What do you see as the major digital forensics challenges in 2013 and how will First Response meet them?
An ongoing challenge that needs to be met is that of encouraging ‘forensic readiness’. It’s disappointing when you discover a lack of material available to be examined; for instance server logging was switched off or set to minimal levels, backups (if any) don’t restore and changes to administrative accounts are not recorded. Companies can significantly improve their chances of negotiating an incident by implementing a few common-sense rules before any incidents occur. By ensuring that evidence generators are in place and that first responders have received forensic awareness training, organisations greatly increase the probability of a successful outcome. We're already working with some clients to provide them with a robust forensic readiness plan and we'll continue to push this as a priority to new clients in the future.
Data stored in the cloud is another challenge – jurisdictional issues remain the number one focus for legal teams instructing forensic examiners, however for us the technical hurdles are far from minor. The petabytes of data present in large data centres coupled with the need for proportionality (not capturing data belonging to innocent 3rd parties) makes dealing with cloud based data a challenge to say the least. We've already seen the need to adopt eDiscovery tools and tactics when dealing with cloud based data and believe that 2013 will see the distinction between Digital Forensics and eDiscovery become blurred; eventually the distinction may disappear altogether.
When we last spoke, you talked about the need for better standards within the industry - have things improved?
In a word, no. While there are various individuals and groups formally working towards better standards we are still hamstrung (and I’m talking about the UK here) by the absence of an industry body akin to The Law Society or the British Medical Association. Further, since we last spoke budgets have been cut in public sector forensics, meaning that some hi-tech crime units have been reduced to only being able to perform triage type examinations. I’ve seen the results of such policy in some prosecution reports I’ve been asked to verify and this has not been good for forensic quality at all.
Last question - as an employer and someone with a great deal of experience within the industry, what advice would you give to those just starting their careers?
With the number of new entrants outnumbering the number of vacancies I see two options for those just starting their forensic career – either really stand out from everyone else or first get some experience of working in a related area to increase your exposure to hardware and software and running a case load. A background in IT support is generally considered highly beneficial in this industry - and there are plenty of those roles available. Or why not do any job and at the same time set up a data recovery service from home while you’re waiting for that break? You’ll get some great hands-on experience with a number of different devices, you’ll (hopefully!) learn how to price, budget and manage your time and you’re very likely to impress future employers.

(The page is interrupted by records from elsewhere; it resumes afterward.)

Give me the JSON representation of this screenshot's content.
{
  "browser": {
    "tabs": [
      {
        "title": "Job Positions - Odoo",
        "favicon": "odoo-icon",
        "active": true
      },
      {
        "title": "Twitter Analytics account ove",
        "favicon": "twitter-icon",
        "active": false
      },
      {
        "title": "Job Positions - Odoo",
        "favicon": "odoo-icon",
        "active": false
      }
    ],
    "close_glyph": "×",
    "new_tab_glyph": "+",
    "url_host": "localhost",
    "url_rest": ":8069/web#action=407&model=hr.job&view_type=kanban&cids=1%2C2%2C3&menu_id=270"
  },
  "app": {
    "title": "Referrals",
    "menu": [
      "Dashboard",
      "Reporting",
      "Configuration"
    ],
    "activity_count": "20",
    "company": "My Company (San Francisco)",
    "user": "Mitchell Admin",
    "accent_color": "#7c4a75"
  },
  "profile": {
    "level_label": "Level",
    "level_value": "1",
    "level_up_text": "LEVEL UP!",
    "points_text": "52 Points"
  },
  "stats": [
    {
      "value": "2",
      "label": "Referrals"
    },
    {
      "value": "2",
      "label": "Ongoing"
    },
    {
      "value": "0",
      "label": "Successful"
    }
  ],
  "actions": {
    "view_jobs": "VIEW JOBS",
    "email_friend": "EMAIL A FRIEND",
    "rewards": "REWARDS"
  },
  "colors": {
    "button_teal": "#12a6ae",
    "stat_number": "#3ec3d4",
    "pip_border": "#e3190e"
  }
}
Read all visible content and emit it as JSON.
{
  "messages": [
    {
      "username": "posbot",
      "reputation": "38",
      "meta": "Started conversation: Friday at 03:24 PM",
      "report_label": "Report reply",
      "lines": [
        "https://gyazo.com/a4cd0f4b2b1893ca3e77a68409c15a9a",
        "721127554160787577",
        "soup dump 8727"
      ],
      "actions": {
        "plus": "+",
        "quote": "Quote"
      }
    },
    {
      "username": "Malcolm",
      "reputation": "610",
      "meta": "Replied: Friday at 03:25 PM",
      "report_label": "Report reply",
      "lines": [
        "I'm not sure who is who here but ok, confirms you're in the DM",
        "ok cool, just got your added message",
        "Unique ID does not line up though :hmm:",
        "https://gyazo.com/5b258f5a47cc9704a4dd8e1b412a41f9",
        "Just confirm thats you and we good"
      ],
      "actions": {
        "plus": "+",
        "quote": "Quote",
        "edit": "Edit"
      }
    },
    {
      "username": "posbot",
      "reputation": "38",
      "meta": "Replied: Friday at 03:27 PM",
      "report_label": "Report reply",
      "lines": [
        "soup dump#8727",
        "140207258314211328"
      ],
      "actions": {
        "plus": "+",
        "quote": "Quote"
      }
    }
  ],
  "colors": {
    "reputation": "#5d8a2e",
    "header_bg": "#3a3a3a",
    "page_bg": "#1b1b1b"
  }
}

First Response can be contacted on +44 20 7193 4905, by email at firstname.lastname@example.org or via the contact form on their website.
Please note that they do not have any vacancies at present and because of security vetting requirements cannot accept student placements.